WHAT THE TASK REQUIRES:
Look through the entries below and count the lines with "icon" in them; the reply is the number alone.

[Items from an interface collection]
Content starts
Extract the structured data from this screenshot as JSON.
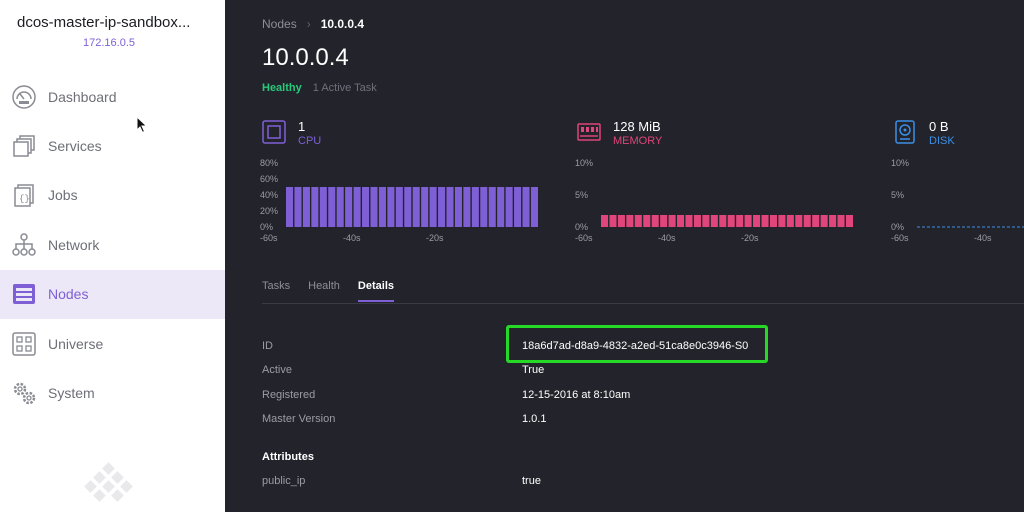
{
  "sidebar": {
    "cluster_name": "dcos-master-ip-sandbox...",
    "cluster_ip": "172.16.0.5",
    "items": [
      {
        "label": "Dashboard",
        "icon": "dashboard-icon"
      },
      {
        "label": "Services",
        "icon": "services-icon"
      },
      {
        "label": "Jobs",
        "icon": "jobs-icon"
      },
      {
        "label": "Network",
        "icon": "network-icon"
      },
      {
        "label": "Nodes",
        "icon": "nodes-icon",
        "active": true
      },
      {
        "label": "Universe",
        "icon": "universe-icon"
      },
      {
        "label": "System",
        "icon": "system-icon"
      }
    ]
  },
  "header": {
    "breadcrumb": [
      "Nodes",
      "10.0.0.4"
    ],
    "title": "10.0.0.4",
    "status": "Healthy",
    "tasks": "1 Active Task"
  },
  "metrics": [
    {
      "value": "1",
      "unit": "CPU",
      "color": "#7f5fd6",
      "y_ticks": [
        "80%",
        "60%",
        "40%",
        "20%",
        "0%"
      ],
      "x_ticks": [
        "-60s",
        "-40s",
        "-20s"
      ],
      "bar_level_percent": 50,
      "ylim": [
        0,
        80
      ]
    },
    {
      "value": "128 MiB",
      "unit": "MEMORY",
      "color": "#e0457b",
      "y_ticks": [
        "10%",
        "5%",
        "0%"
      ],
      "x_ticks": [
        "-60s",
        "-40s",
        "-20s"
      ],
      "bar_level_percent": 1.2,
      "ylim": [
        0,
        10
      ]
    },
    {
      "value": "0 B",
      "unit": "DISK",
      "color": "#3a8ee6",
      "y_ticks": [
        "10%",
        "5%",
        "0%"
      ],
      "x_ticks": [
        "-60s",
        "-40s"
      ],
      "bar_level_percent": 0,
      "ylim": [
        0,
        10
      ]
    }
  ],
  "tabs": [
    "Tasks",
    "Health",
    "Details"
  ],
  "active_tab": "Details",
  "details": {
    "rows": [
      {
        "label": "ID",
        "value": "18a6d7ad-d8a9-4832-a2ed-51ca8e0c3946-S0"
      },
      {
        "label": "Active",
        "value": "True"
      },
      {
        "label": "Registered",
        "value": "12-15-2016 at 8:10am"
      },
      {
        "label": "Master Version",
        "value": "1.0.1"
      }
    ],
    "attributes_title": "Attributes",
    "attributes": [
      {
        "label": "public_ip",
        "value": "true"
      }
    ]
  },
  "colors": {
    "accent": "#7f5fd6",
    "healthy": "#27c97b",
    "highlight": "#27d927",
    "background": "#23242b"
  }
}
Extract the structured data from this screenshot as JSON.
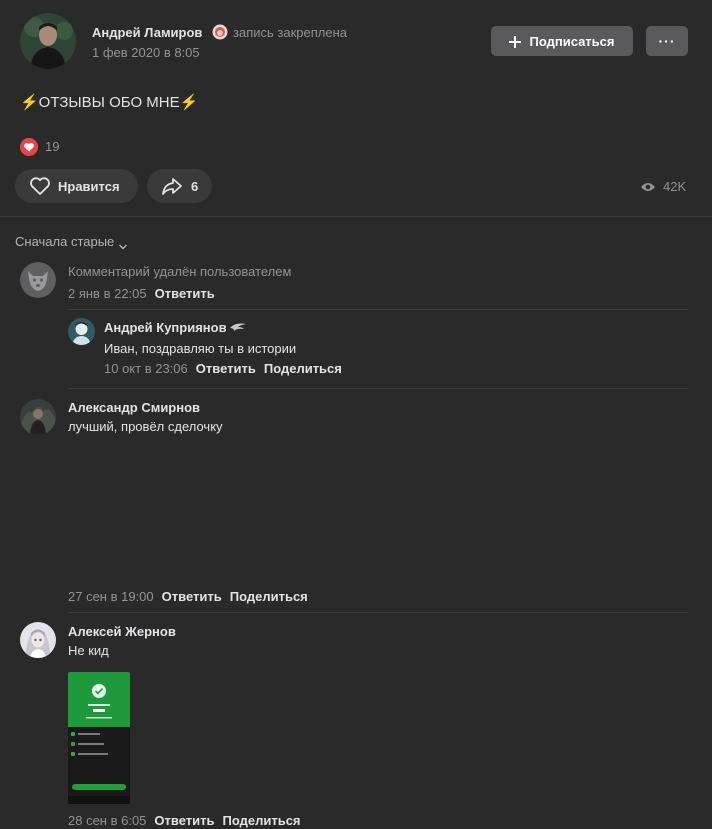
{
  "post": {
    "author": "Андрей Ламиров",
    "pinned_label": "запись закреплена",
    "date": "1 фев 2020 в 8:05",
    "text": "⚡ОТЗЫВЫ ОБО МНЕ⚡",
    "reactions_count": "19",
    "subscribe_label": "Подписаться",
    "more_label": "···",
    "like_label": "Нравится",
    "share_count": "6",
    "views": "42K"
  },
  "sort_label": "Сначала старые",
  "comments": [
    {
      "author": "",
      "text": "Комментарий удалён пользователем",
      "date": "2 янв в 22:05",
      "reply": "Ответить"
    },
    {
      "author": "Андрей Куприянов",
      "text": "Иван, поздравляю ты в истории",
      "date": "10 окт в 23:06",
      "reply": "Ответить",
      "share": "Поделиться"
    },
    {
      "author": "Александр Смирнов",
      "text": "лучший, провёл сделочку",
      "date": "27 сен в 19:00",
      "reply": "Ответить",
      "share": "Поделиться"
    },
    {
      "author": "Алексей Жернов",
      "text": "Не кид",
      "date": "28 сен в 6:05",
      "reply": "Ответить",
      "share": "Поделиться"
    }
  ],
  "colors": {
    "background": "#2a2a2b",
    "button": "#5a5a5c",
    "heart": "#e64646",
    "green": "#21a038"
  }
}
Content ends
ANSWER BOX:
7